AMD updates Zen 4 roadmap: “Raphael” Ryzen 7000X desktop processors releasing 2H 2022, 55+ W TDP “Dragon Range” lineup for extreme gaming laptops and 35-45 W “Phoenix” models for thin and light laptops scheduled for 2023
With the latest financial report showing significant growth in most market sectors, AMD released an updated roadmap for its upcoming Zen 4 processor architecture, and it looks like the jump to TSMC’s 5 nm nodes could offer more power even for the thin and light mobile systems.
AMD thus confirms that the “Raphael” Zen 4 Ryzen 7000 desktop models will launch later this year, as the roadmap indicates a Q3-Q4 announcement window. These will be AMD’s first desktop models to support DDR5 RAM and PCIe 5.0, with a power envelope of at least 65 W. No details on the exact process node and iGPUs, unfortunately, but we already know that Zen 4 will require the new AM5 socket, so new motherboards are needed, as well.
Nothing surprising so far. However, things get quite interesting on the mobile side. AMD first mentions “Dragon Range” as part of its “Extreme Gaming Laptop” lineup scheduled for early 2023. These are the Ryzen 7000-HX models, most likely, as suggested by Dr. Ian Cutress in his latest tweets. Recommended chassis profile for such models is at least 20 mm as the power envelope is rated for 55 W and up. Rumor has it that these processors will integrate up to 16 cores and AMD is seemingly reinforcing this by specifying that the new chips will provide “highest core, thread and cache ever for a mobile gaming CPU.” Of course, DDR5 and PCIe 5.0 support is offered here, too, yet the iGPU info is still mising.
Perhaps more surprising is the “Phoenix” lineup with 35-45 W TDP targeting thin and light laptops. According to Ian Cutress, these should be the Ryzen 7000-H/S models, but, traditionally, AMD only reserved the Ryzen-U models for thin and light systems. Apparently, the jump to 5 nm allows for significant energy efficiency advancements, bringing more powerful chips to ultrabook designs. Primarily, Phoenix will offer LPDDR5 support, but Ian Cutress confirmed with AMD that DDR5 support should come later, so desktop versions for these chips could be on the cards.

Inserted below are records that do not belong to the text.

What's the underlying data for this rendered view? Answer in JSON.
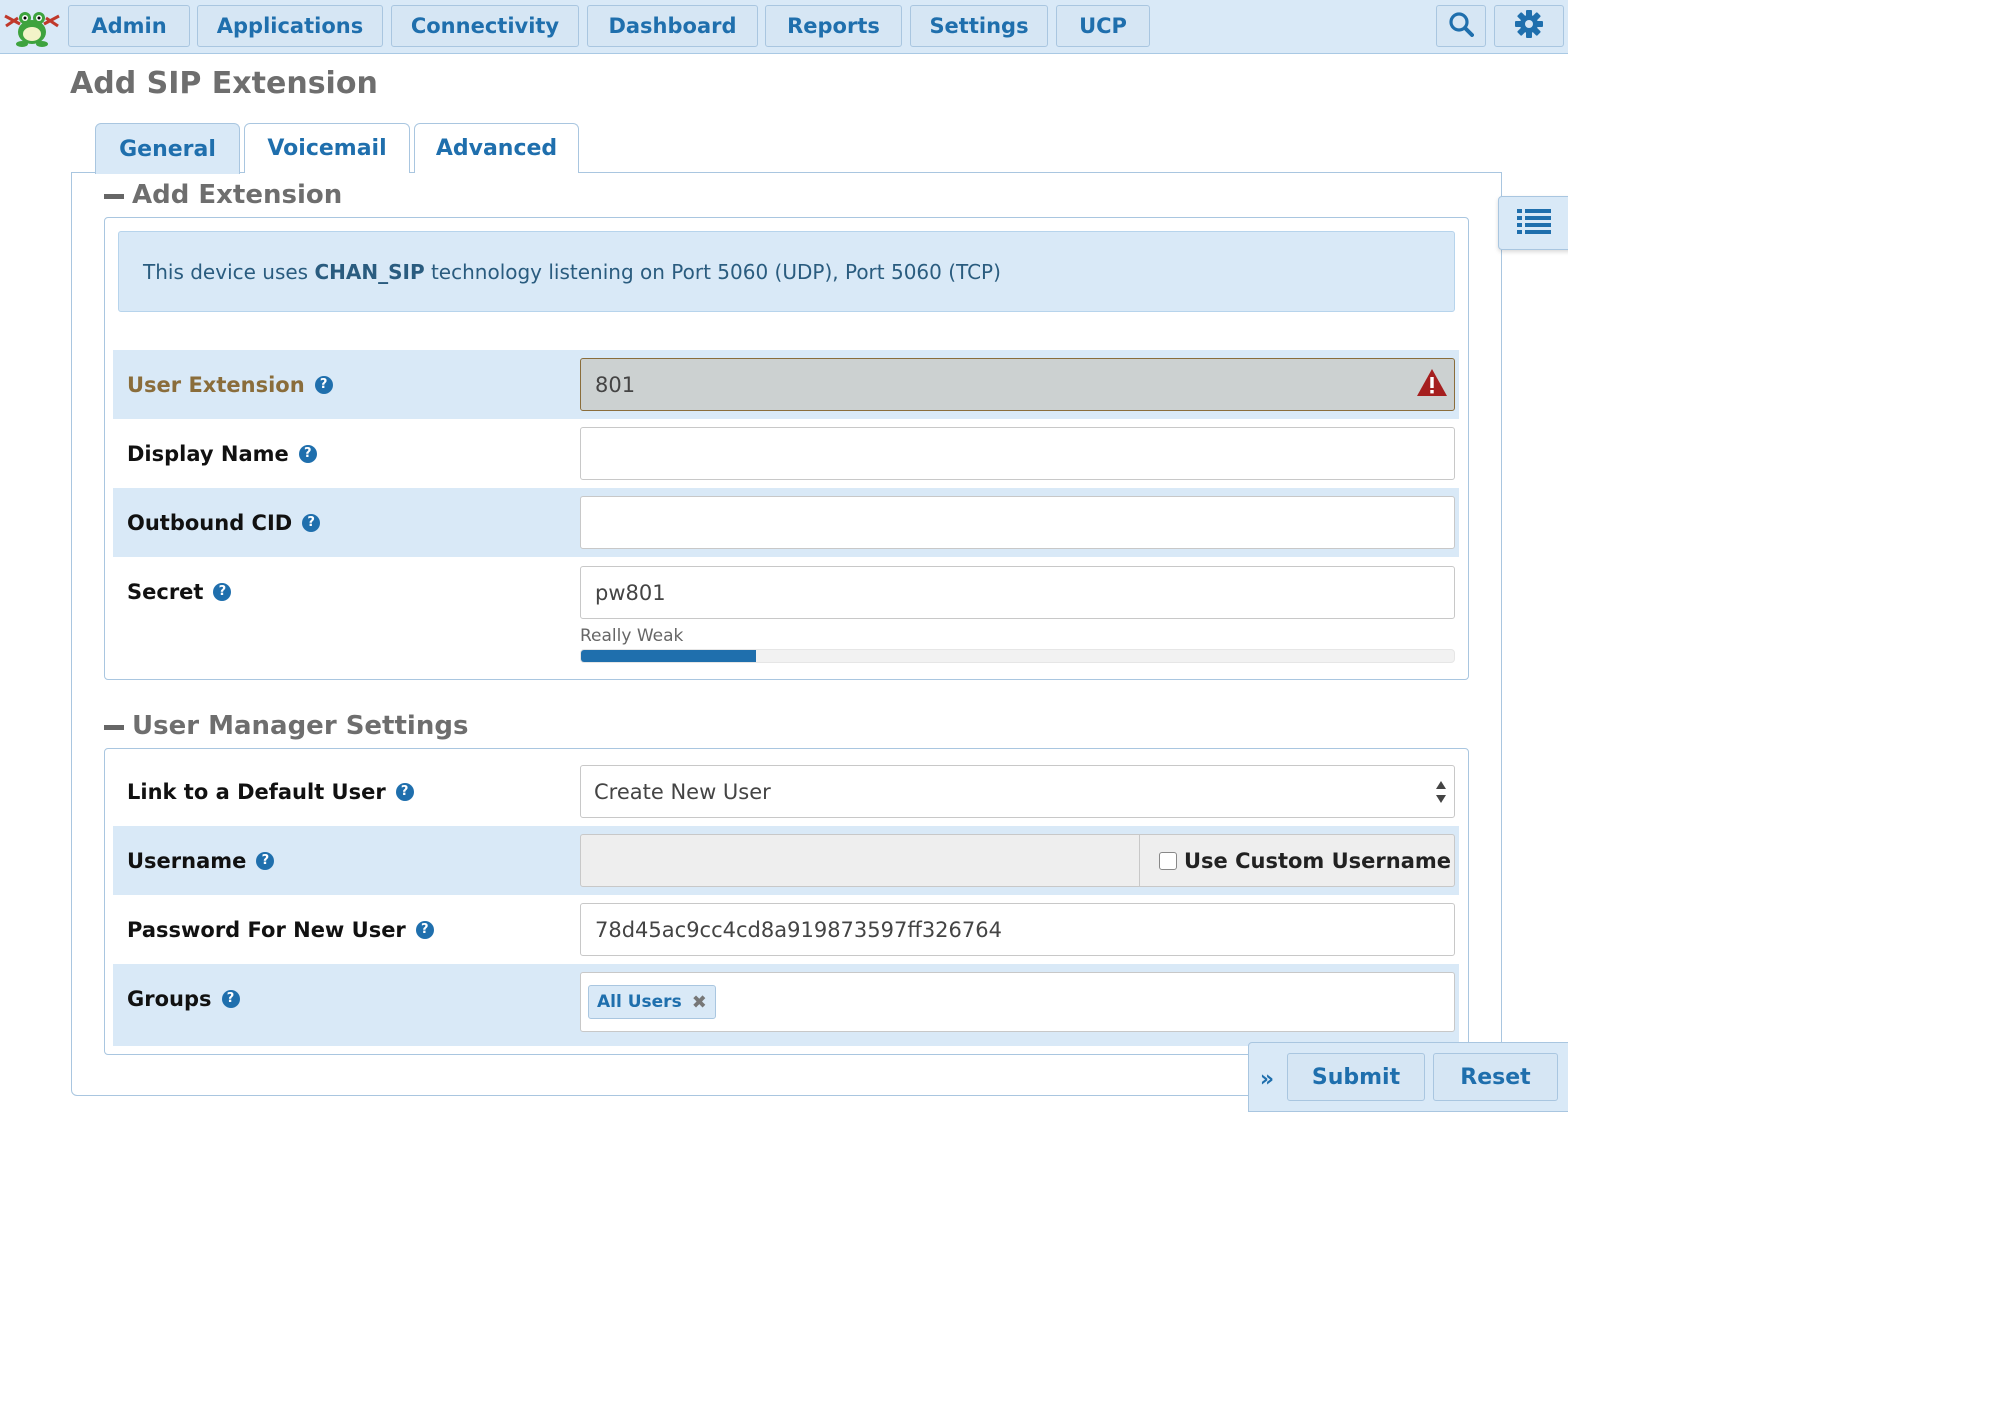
{
  "nav": {
    "items": [
      "Admin",
      "Applications",
      "Connectivity",
      "Dashboard",
      "Reports",
      "Settings",
      "UCP"
    ]
  },
  "icons": {
    "search": "search-icon",
    "settings": "gear-icon",
    "list": "list-icon",
    "logo": "frog-logo"
  },
  "colors": {
    "accent": "#1f6fad",
    "panel": "#d9e9f7",
    "warning": "#a51f1f",
    "label_warn": "#8a6d3b"
  },
  "page": {
    "title": "Add SIP Extension"
  },
  "tabs": [
    "General",
    "Voicemail",
    "Advanced"
  ],
  "section_extension": {
    "heading": "Add Extension",
    "info_prefix": "This device uses ",
    "info_bold": "CHAN_SIP",
    "info_suffix": " technology listening on Port 5060 (UDP), Port 5060 (TCP)"
  },
  "fields": {
    "user_extension": {
      "label": "User Extension",
      "value": "801"
    },
    "display_name": {
      "label": "Display Name",
      "value": ""
    },
    "outbound_cid": {
      "label": "Outbound CID",
      "value": ""
    },
    "secret": {
      "label": "Secret",
      "value": "pw801",
      "strength_label": "Really Weak",
      "strength_fraction": 0.2
    }
  },
  "section_user": {
    "heading": "User Manager Settings",
    "link_user": {
      "label": "Link to a Default User",
      "value": "Create New User"
    },
    "username": {
      "label": "Username",
      "value": "",
      "custom_label": "Use Custom Username"
    },
    "password": {
      "label": "Password For New User",
      "value": "78d45ac9cc4cd8a919873597ff326764"
    },
    "groups": {
      "label": "Groups",
      "tags": [
        "All Users"
      ]
    }
  },
  "actions": {
    "submit": "Submit",
    "reset": "Reset",
    "expand": "»"
  }
}
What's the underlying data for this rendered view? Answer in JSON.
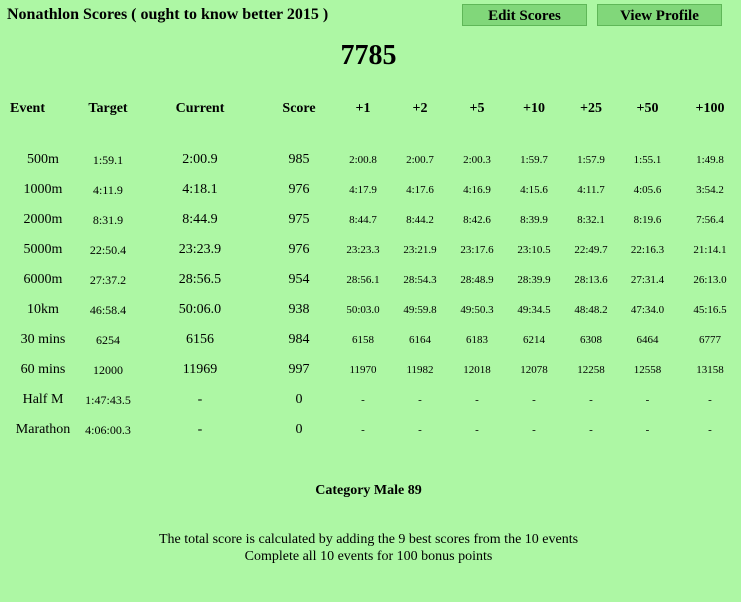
{
  "header": {
    "title": "Nonathlon Scores ( ought to know better 2015 )",
    "edit_scores_label": "Edit  Scores",
    "view_profile_label": "View  Profile"
  },
  "total_score": "7785",
  "table": {
    "columns": [
      "Event",
      "Target",
      "Current",
      "Score",
      "+1",
      "+2",
      "+5",
      "+10",
      "+25",
      "+50",
      "+100"
    ],
    "rows": [
      {
        "event": "500m",
        "target": "1:59.1",
        "current": "2:00.9",
        "score": "985",
        "increments": [
          "2:00.8",
          "2:00.7",
          "2:00.3",
          "1:59.7",
          "1:57.9",
          "1:55.1",
          "1:49.8"
        ]
      },
      {
        "event": "1000m",
        "target": "4:11.9",
        "current": "4:18.1",
        "score": "976",
        "increments": [
          "4:17.9",
          "4:17.6",
          "4:16.9",
          "4:15.6",
          "4:11.7",
          "4:05.6",
          "3:54.2"
        ]
      },
      {
        "event": "2000m",
        "target": "8:31.9",
        "current": "8:44.9",
        "score": "975",
        "increments": [
          "8:44.7",
          "8:44.2",
          "8:42.6",
          "8:39.9",
          "8:32.1",
          "8:19.6",
          "7:56.4"
        ]
      },
      {
        "event": "5000m",
        "target": "22:50.4",
        "current": "23:23.9",
        "score": "976",
        "increments": [
          "23:23.3",
          "23:21.9",
          "23:17.6",
          "23:10.5",
          "22:49.7",
          "22:16.3",
          "21:14.1"
        ]
      },
      {
        "event": "6000m",
        "target": "27:37.2",
        "current": "28:56.5",
        "score": "954",
        "increments": [
          "28:56.1",
          "28:54.3",
          "28:48.9",
          "28:39.9",
          "28:13.6",
          "27:31.4",
          "26:13.0"
        ]
      },
      {
        "event": "10km",
        "target": "46:58.4",
        "current": "50:06.0",
        "score": "938",
        "increments": [
          "50:03.0",
          "49:59.8",
          "49:50.3",
          "49:34.5",
          "48:48.2",
          "47:34.0",
          "45:16.5"
        ]
      },
      {
        "event": "30 mins",
        "target": "6254",
        "current": "6156",
        "score": "984",
        "increments": [
          "6158",
          "6164",
          "6183",
          "6214",
          "6308",
          "6464",
          "6777"
        ]
      },
      {
        "event": "60 mins",
        "target": "12000",
        "current": "11969",
        "score": "997",
        "increments": [
          "11970",
          "11982",
          "12018",
          "12078",
          "12258",
          "12558",
          "13158"
        ]
      },
      {
        "event": "Half M",
        "target": "1:47:43.5",
        "current": "-",
        "score": "0",
        "increments": [
          "-",
          "-",
          "-",
          "-",
          "-",
          "-",
          "-"
        ]
      },
      {
        "event": "Marathon",
        "target": "4:06:00.3",
        "current": "-",
        "score": "0",
        "increments": [
          "-",
          "-",
          "-",
          "-",
          "-",
          "-",
          "-"
        ]
      }
    ]
  },
  "category": "Category  Male  89",
  "notes": [
    "The total score is calculated by adding the 9 best scores from the 10 events",
    "Complete all 10 events for 100 bonus points"
  ]
}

It is unclear if the Ryzen-U series will be scrapped or eventually get relegated to palm-sized mini PCs.